:: Activity ::
Only the text of the records belongs in the answer; the pictures must be dropped.
───── Exercise materials
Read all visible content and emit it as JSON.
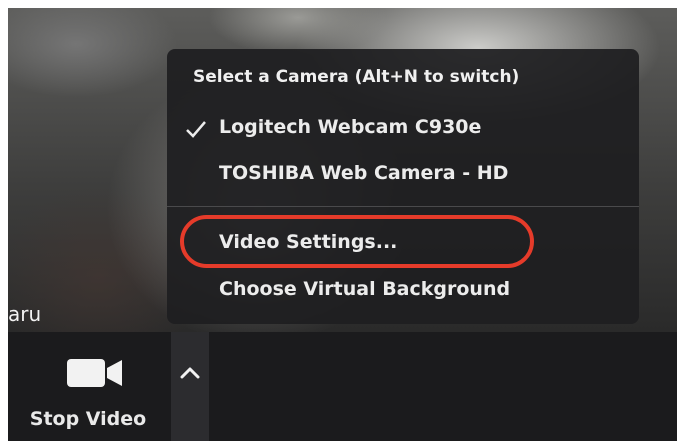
{
  "participant": {
    "name": "aru"
  },
  "camera_menu": {
    "header": "Select a Camera (Alt+N to switch)",
    "cameras": [
      {
        "label": "Logitech Webcam C930e",
        "selected": true
      },
      {
        "label": "TOSHIBA Web Camera - HD",
        "selected": false
      }
    ],
    "video_settings_label": "Video Settings...",
    "virtual_background_label": "Choose Virtual Background"
  },
  "toolbar": {
    "stop_video_label": "Stop Video"
  },
  "colors": {
    "toolbar_bg": "#1b1b1d",
    "menu_bg": "#1e1e20",
    "highlight": "#e53b2a",
    "text": "#ececec"
  },
  "icons": {
    "camera": "video-camera-icon",
    "check": "check-icon",
    "caret": "chevron-up-icon"
  }
}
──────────
:: Task answer ::
Read all visible content and emit it as JSON.
{
  "participant": {
    "name": "aru"
  },
  "camera_menu": {
    "header": "Select a Camera (Alt+N to switch)",
    "cameras": [
      {
        "label": "Logitech Webcam C930e",
        "selected": true
      },
      {
        "label": "TOSHIBA Web Camera - HD",
        "selected": false
      }
    ],
    "video_settings_label": "Video Settings...",
    "virtual_background_label": "Choose Virtual Background"
  },
  "toolbar": {
    "stop_video_label": "Stop Video"
  },
  "colors": {
    "toolbar_bg": "#1b1b1d",
    "menu_bg": "#1e1e20",
    "highlight": "#e53b2a",
    "text": "#ececec"
  },
  "icons": {
    "camera": "video-camera-icon",
    "check": "check-icon",
    "caret": "chevron-up-icon"
  }
}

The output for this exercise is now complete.